● TASK GOAL
An exact copy of every entry below is required, and no picture may appear in it.

[Opening LISTED RECORDS section]

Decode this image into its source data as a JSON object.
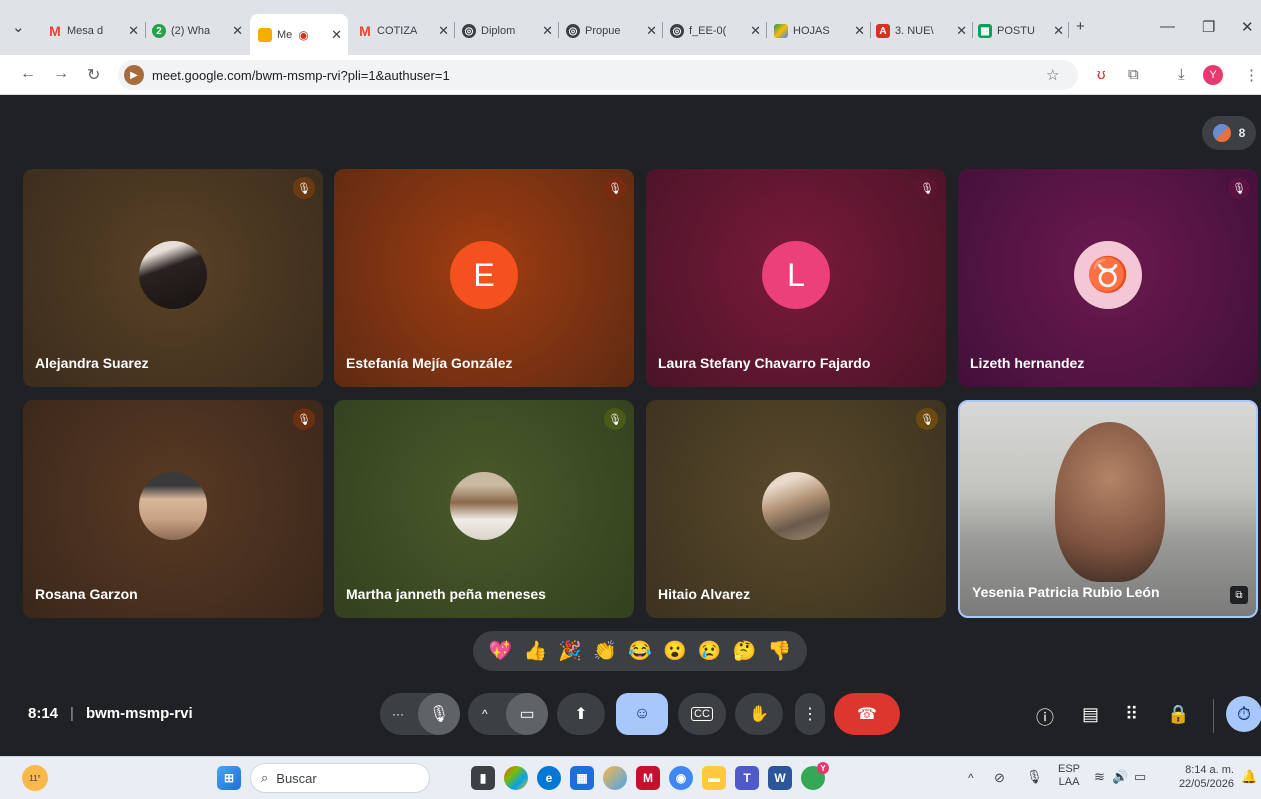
{
  "browser": {
    "tabs": [
      {
        "label": "Mesa d",
        "icon": "gmail-icon"
      },
      {
        "label": "(2) Wha",
        "icon": "whatsapp-icon"
      },
      {
        "label": "Me",
        "icon": "meet-icon",
        "active": true
      },
      {
        "label": "COTIZA",
        "icon": "gmail-icon"
      },
      {
        "label": "Diplom",
        "icon": "globe-icon"
      },
      {
        "label": "Propue",
        "icon": "globe-icon"
      },
      {
        "label": "f_EE-0(",
        "icon": "globe-icon"
      },
      {
        "label": "HOJAS",
        "icon": "drive-icon"
      },
      {
        "label": "3. NUE\\",
        "icon": "pdf-icon"
      },
      {
        "label": "POSTU",
        "icon": "sheets-icon"
      }
    ],
    "new_tab": "+",
    "url": "meet.google.com/bwm-msmp-rvi?pli=1&authuser=1",
    "profile_initial": "Y"
  },
  "meet": {
    "participant_count": "8",
    "participants": [
      {
        "name": "Alejandra Suarez",
        "avatar": "photo",
        "muted": true
      },
      {
        "name": "Estefanía Mejía González",
        "avatar": "letter",
        "letter": "E",
        "muted": true
      },
      {
        "name": "Laura Stefany Chavarro Fajardo",
        "avatar": "letter",
        "letter": "L",
        "muted": true
      },
      {
        "name": "Lizeth hernandez",
        "avatar": "taurus-icon",
        "muted": true
      },
      {
        "name": "Rosana Garzon",
        "avatar": "photo",
        "muted": true
      },
      {
        "name": "Martha janneth peña meneses",
        "avatar": "photo",
        "muted": true
      },
      {
        "name": "Hitaio Alvarez",
        "avatar": "photo",
        "muted": true
      },
      {
        "name": "Yesenia Patricia Rubio León",
        "avatar": "video",
        "muted": false
      }
    ],
    "reactions": [
      "💖",
      "👍",
      "🎉",
      "👏",
      "😂",
      "😮",
      "😢",
      "🤔",
      "👎"
    ],
    "time": "8:14",
    "meeting_code": "bwm-msmp-rvi"
  },
  "taskbar": {
    "weather": "11°",
    "search_placeholder": "Buscar",
    "lang_top": "ESP",
    "lang_bottom": "LAA",
    "clock_time": "8:14 a. m.",
    "clock_date": "22/05/2026",
    "chrome_badge": "Y"
  }
}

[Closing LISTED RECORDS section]

● OUTPUT OF THE TASK
Decode this image into its source data as a JSON object.
{
  "browser": {
    "tabs": [
      {
        "label": "Mesa d",
        "icon": "gmail-icon"
      },
      {
        "label": "(2) Wha",
        "icon": "whatsapp-icon"
      },
      {
        "label": "Me",
        "icon": "meet-icon",
        "active": true
      },
      {
        "label": "COTIZA",
        "icon": "gmail-icon"
      },
      {
        "label": "Diplom",
        "icon": "globe-icon"
      },
      {
        "label": "Propue",
        "icon": "globe-icon"
      },
      {
        "label": "f_EE-0(",
        "icon": "globe-icon"
      },
      {
        "label": "HOJAS",
        "icon": "drive-icon"
      },
      {
        "label": "3. NUE\\",
        "icon": "pdf-icon"
      },
      {
        "label": "POSTU",
        "icon": "sheets-icon"
      }
    ],
    "new_tab": "+",
    "url": "meet.google.com/bwm-msmp-rvi?pli=1&authuser=1",
    "profile_initial": "Y"
  },
  "meet": {
    "participant_count": "8",
    "participants": [
      {
        "name": "Alejandra Suarez",
        "avatar": "photo",
        "muted": true
      },
      {
        "name": "Estefanía Mejía González",
        "avatar": "letter",
        "letter": "E",
        "muted": true
      },
      {
        "name": "Laura Stefany Chavarro Fajardo",
        "avatar": "letter",
        "letter": "L",
        "muted": true
      },
      {
        "name": "Lizeth hernandez",
        "avatar": "taurus-icon",
        "muted": true
      },
      {
        "name": "Rosana Garzon",
        "avatar": "photo",
        "muted": true
      },
      {
        "name": "Martha janneth peña meneses",
        "avatar": "photo",
        "muted": true
      },
      {
        "name": "Hitaio Alvarez",
        "avatar": "photo",
        "muted": true
      },
      {
        "name": "Yesenia Patricia Rubio León",
        "avatar": "video",
        "muted": false
      }
    ],
    "reactions": [
      "💖",
      "👍",
      "🎉",
      "👏",
      "😂",
      "😮",
      "😢",
      "🤔",
      "👎"
    ],
    "time": "8:14",
    "meeting_code": "bwm-msmp-rvi"
  },
  "taskbar": {
    "weather": "11°",
    "search_placeholder": "Buscar",
    "lang_top": "ESP",
    "lang_bottom": "LAA",
    "clock_time": "8:14 a. m.",
    "clock_date": "22/05/2026",
    "chrome_badge": "Y"
  }
}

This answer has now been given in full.